Written by Molly Green
Working at CIAT is not only about expanding agricultural related knowledge, but about providing research to reimagine futures and creating tools to highlight the voices of those sometimes rendered invisible. Since joining the Gender and Climate Change team as a visiting researcher in early July, part of my job has been to join in on this conversation in a number of ways. One of the most interesting, and also most challenging, ways to be a part of this discussion has been through collaboration on a tool designed to link farmers to markets. While our attempts to change parts of the already well developed tool – in order to further an inclusive and participatory approach – have only just begun, it has been a valuable lesson in the challenges of applying theory to practice and in creating spaces for the meaningful inclusion of a gender framework.
The LINK Methodology is a guide developed to help producer groups first understand how the value chain in which they work functions and to then create and test creative strategies to engage smallholder producers more inclusively in business models. The four primary tools outlined in the methodology take producer groups through a careful examination of the relevant market and provide steps to implement changes and measure the efficacy of new business models. Personally, the most interesting aspect of this tool is the way that it works within the system while simultaneously providing a means for constructing an alternative future for business models and for the participation of small-scale producers. While the model is well thought out, meticulously constructed, and therefore able to achieve its goal of being participatory in nature, it was clear to the Linking Farmers to Markets team that a missing component was attention to gender. In order to add this additional dimension of inclusivity, I began to collaborate with CIAT colleagues on the LINK Methodology.
As a primarily academically-oriented researcher previous to my time at CIAT (read: engaged in theoretical musings rather than practice), this experience working on LINK has highlighted some of the challenges frequently spoken to by other researchers and international development workers. The first revolves around linking theory and practice. How can the vast amounts of information shoved into my head during graduate school be applied to create a more sensitive and inclusive approach that accounts for multiple and overlapping identities and social positional ties of smallholders? Additionally, how can business, as a capitalist model so frequently discussed as oppositional to economic inclusion of marginalized groups, become a catalyst for positive social and livelihood earning changes? Although I have hardly discovered the answers to these frequently asked questions, I feel that more collaboration and sharing of information across DAPA (through the creation of online or meeting spaces), engaging individuals from different academic backgrounds, could be a first step to learning how to cope with these problems.
The second set of challenges highlighted by my experience to this point working on LINK are those frequently discussed within the context of gender mainstreaming, namely how can this be accomplished in a significant way.
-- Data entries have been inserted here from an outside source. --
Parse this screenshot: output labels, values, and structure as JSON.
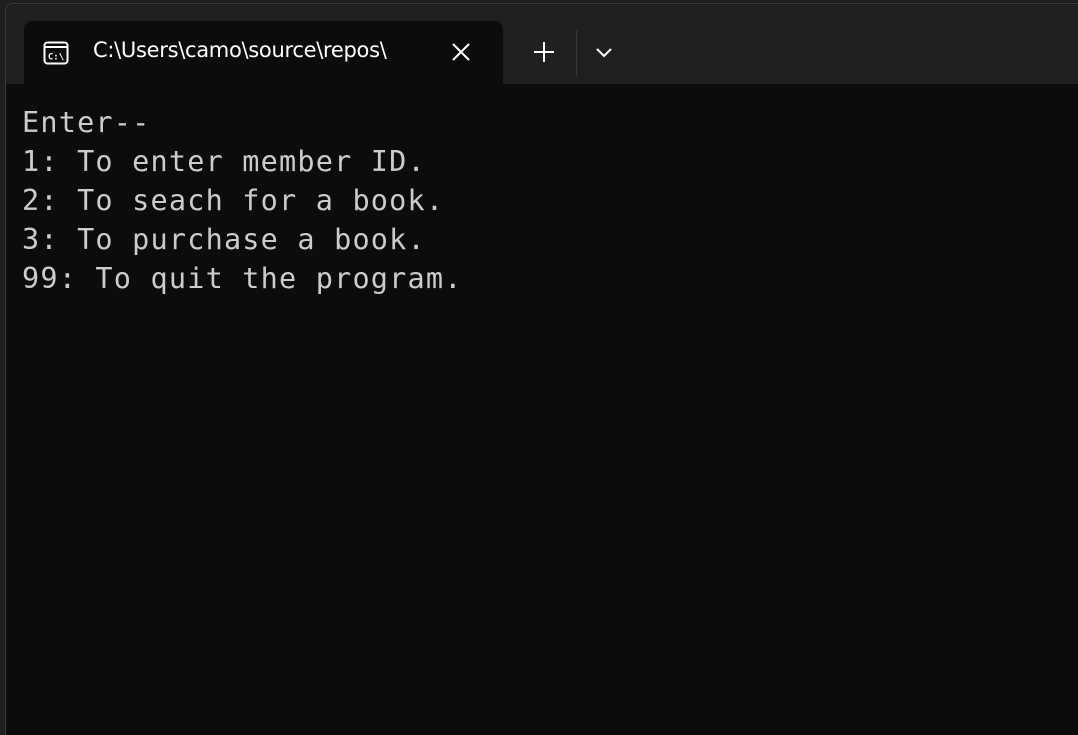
{
  "window": {
    "tab": {
      "title": "C:\\Users\\camo\\source\\repos\\",
      "icon": "console-icon",
      "icon_text": "C:\\"
    },
    "buttons": {
      "close_tab": "close-icon",
      "new_tab": "plus-icon",
      "dropdown": "chevron-down-icon"
    }
  },
  "console": {
    "lines": [
      "Enter--",
      "1: To enter member ID.",
      "2: To seach for a book.",
      "3: To purchase a book.",
      "99: To quit the program."
    ]
  },
  "colors": {
    "console_bg": "#0c0c0c",
    "titlebar_bg": "#202020",
    "console_text": "#cccccc",
    "tab_text": "#ffffff"
  }
}
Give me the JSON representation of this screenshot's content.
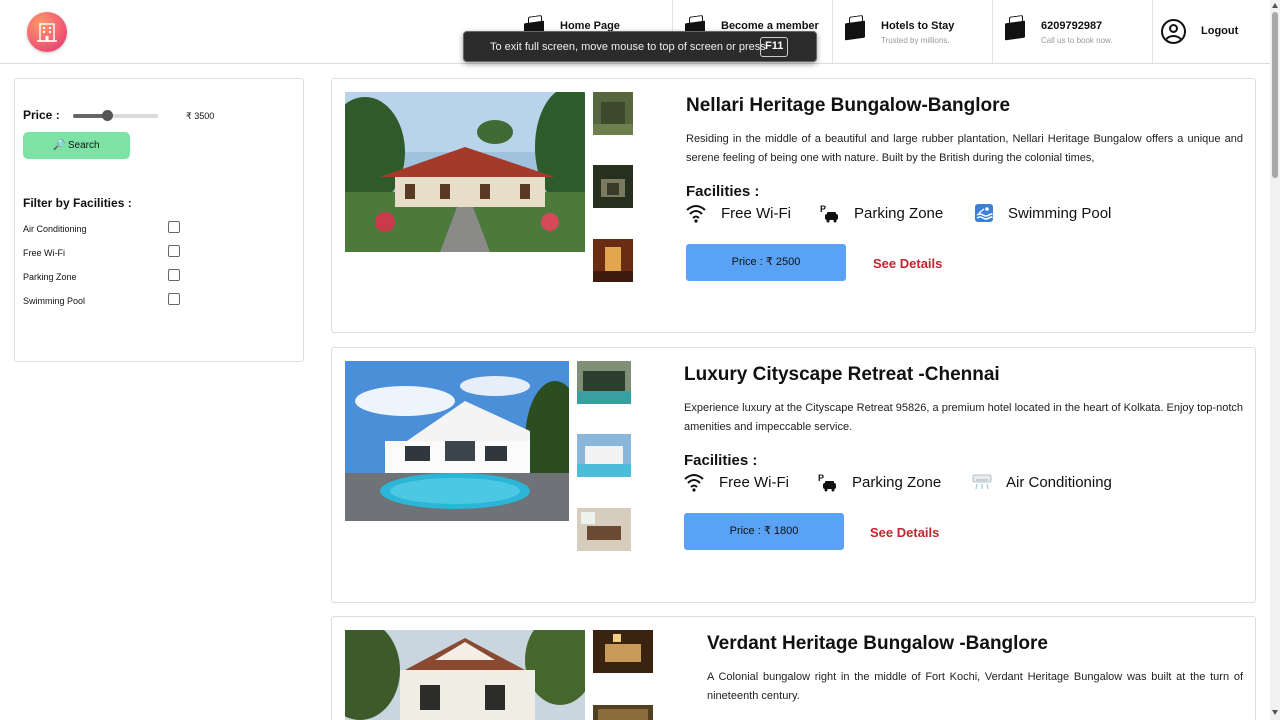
{
  "header": {
    "nav": [
      {
        "title": "Home Page",
        "subtitle": ""
      },
      {
        "title": "Become a member",
        "subtitle": ""
      },
      {
        "title": "Hotels to Stay",
        "subtitle": "Trusted by millions."
      },
      {
        "title": "6209792987",
        "subtitle": "Call us to book now."
      }
    ],
    "logout_label": "Logout"
  },
  "fullscreen_toast": {
    "message": "To exit full screen, move mouse to top of screen or press",
    "key": "F11"
  },
  "sidebar": {
    "price_label": "Price :",
    "price_value": "₹ 3500",
    "price_slider_fraction": 0.4,
    "search_label": "Search",
    "filter_title": "Filter by Facilities :",
    "facilities": [
      "Air Conditioning",
      "Free Wi-Fi",
      "Parking Zone",
      "Swimming Pool"
    ]
  },
  "hotels": [
    {
      "name": "Nellari Heritage Bungalow-Banglore",
      "description": "Residing in the middle of a beautiful and large rubber plantation, Nellari Heritage Bungalow offers a unique and serene feeling of being one with nature. Built by the British during the colonial times,",
      "facilities_title": "Facilities :",
      "facilities": [
        "Free Wi-Fi",
        "Parking Zone",
        "Swimming Pool"
      ],
      "price": "Price : ₹ 2500",
      "details": "See Details"
    },
    {
      "name": "Luxury Cityscape Retreat -Chennai",
      "description": "Experience luxury at the Cityscape Retreat 95826, a premium hotel located in the heart of Kolkata. Enjoy top-notch amenities and impeccable service.",
      "facilities_title": "Facilities :",
      "facilities": [
        "Free Wi-Fi",
        "Parking Zone",
        "Air Conditioning"
      ],
      "price": "Price : ₹ 1800",
      "details": "See Details"
    },
    {
      "name": "Verdant Heritage Bungalow -Banglore",
      "description": "A Colonial bungalow right in the middle of Fort Kochi, Verdant Heritage Bungalow was built at the turn of nineteenth century."
    }
  ]
}
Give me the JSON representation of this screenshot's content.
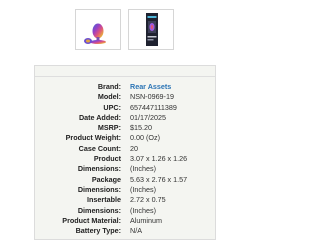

Both the LINK team and the members of the gender team involved in this collaboration have agreed that the initial approach we have taken -one which essentially call attention to the need to incorporate “women” after the methodology has been nearly completed- in order to include a gendered perspective is more of a superficial fix than we would all like to see.
As a result, we have created a three phase plan in order to more meaningfully engage gender as a guiding principle for creating inclusivity, and as a result reorienting the tools, which will allow the changes to be tested among producers and feedback incorporated after each step. In contrast to the addition of attention to women’s voices and experiences in the first phase, the second and third phases will strive to reorient each tool to capture how gender as a social construct functions within value chains and markets and to create change accounting for the disparate experiences of men and women in terms of gendered norms and constructions. The challenge will be to use gender as a structuring concept for the methodology rather than simply reproducing the “add women and stir” approach so frequently problematized in literature. Despite the difficulties of adding in gender after the fact, the willingness of the LINK team to reassess their framework and to work across different areas of DAPA is a positive step for mainstreaming gender within the projects of CIAT.